EXERCISE PROMPT: Gather every line below where "Scheduled" appears.

....

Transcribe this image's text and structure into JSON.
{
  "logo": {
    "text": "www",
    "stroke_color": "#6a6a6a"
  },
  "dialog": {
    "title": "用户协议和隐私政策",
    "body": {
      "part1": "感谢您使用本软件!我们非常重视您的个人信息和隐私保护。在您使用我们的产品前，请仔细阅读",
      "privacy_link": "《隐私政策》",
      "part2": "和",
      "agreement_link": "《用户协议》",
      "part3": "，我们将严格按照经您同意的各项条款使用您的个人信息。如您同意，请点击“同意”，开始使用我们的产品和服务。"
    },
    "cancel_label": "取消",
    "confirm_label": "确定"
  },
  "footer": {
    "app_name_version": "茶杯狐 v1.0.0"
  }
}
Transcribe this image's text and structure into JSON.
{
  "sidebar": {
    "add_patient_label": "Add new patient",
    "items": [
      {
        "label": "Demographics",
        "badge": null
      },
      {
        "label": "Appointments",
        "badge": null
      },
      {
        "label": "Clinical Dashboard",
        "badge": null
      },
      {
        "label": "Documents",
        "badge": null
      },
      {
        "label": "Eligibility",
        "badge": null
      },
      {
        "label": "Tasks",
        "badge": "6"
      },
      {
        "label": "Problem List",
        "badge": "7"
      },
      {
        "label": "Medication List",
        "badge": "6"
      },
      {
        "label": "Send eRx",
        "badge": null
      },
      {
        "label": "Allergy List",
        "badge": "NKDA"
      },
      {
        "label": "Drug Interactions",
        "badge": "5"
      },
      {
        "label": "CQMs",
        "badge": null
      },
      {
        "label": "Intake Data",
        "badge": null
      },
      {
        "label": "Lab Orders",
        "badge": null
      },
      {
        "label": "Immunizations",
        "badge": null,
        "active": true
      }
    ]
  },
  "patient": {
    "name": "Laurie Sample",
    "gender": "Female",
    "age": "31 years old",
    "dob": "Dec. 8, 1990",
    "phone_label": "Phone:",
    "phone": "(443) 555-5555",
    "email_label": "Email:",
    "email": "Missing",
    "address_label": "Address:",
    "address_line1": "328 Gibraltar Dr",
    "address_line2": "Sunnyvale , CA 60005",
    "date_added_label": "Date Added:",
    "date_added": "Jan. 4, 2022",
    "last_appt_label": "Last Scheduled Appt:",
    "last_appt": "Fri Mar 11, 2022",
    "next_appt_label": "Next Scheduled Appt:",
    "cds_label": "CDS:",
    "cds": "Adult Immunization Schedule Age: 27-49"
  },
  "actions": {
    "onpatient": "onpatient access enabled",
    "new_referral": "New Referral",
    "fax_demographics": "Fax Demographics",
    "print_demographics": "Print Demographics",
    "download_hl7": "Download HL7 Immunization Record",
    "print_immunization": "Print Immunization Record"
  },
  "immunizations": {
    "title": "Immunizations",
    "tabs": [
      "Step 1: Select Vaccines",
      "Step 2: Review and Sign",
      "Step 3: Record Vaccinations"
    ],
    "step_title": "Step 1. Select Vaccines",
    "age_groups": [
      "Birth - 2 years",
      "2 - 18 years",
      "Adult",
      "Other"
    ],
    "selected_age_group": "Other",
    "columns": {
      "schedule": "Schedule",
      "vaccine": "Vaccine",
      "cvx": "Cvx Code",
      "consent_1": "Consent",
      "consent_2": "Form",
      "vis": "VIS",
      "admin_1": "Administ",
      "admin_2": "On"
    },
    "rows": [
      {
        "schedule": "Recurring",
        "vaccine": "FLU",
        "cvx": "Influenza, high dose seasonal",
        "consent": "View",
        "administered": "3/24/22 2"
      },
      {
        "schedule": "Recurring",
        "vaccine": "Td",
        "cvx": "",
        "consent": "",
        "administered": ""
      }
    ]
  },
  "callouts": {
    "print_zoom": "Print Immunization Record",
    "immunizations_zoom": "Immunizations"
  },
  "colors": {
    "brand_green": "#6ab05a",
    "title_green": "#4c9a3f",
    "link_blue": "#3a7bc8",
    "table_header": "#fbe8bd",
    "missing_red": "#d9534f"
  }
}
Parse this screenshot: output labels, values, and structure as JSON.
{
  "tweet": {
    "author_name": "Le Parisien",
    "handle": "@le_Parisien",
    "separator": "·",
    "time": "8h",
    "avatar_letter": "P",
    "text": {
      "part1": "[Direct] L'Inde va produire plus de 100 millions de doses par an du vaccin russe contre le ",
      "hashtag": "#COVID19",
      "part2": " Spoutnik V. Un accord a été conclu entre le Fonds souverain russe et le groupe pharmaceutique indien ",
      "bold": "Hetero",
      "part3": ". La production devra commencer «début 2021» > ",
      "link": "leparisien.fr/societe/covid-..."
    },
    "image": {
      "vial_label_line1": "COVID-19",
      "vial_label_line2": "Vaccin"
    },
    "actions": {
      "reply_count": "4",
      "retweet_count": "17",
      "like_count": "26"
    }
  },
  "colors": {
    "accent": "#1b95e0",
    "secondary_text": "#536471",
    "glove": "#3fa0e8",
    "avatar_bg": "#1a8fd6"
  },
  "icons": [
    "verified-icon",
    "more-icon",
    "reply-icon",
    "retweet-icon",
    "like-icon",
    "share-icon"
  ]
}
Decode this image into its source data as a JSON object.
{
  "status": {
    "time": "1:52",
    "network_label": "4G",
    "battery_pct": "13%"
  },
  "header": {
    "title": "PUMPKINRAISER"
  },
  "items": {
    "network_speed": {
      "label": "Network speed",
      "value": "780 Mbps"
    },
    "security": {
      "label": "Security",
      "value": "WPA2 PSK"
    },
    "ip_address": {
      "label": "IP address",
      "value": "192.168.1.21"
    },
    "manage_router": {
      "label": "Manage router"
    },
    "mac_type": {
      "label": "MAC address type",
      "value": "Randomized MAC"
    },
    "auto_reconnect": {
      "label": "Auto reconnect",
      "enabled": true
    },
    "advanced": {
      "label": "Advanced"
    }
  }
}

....

TASK RESPONSE:
    "last_appt_label": "Last Scheduled Appt:",
    "next_appt_label": "Next Scheduled Appt:",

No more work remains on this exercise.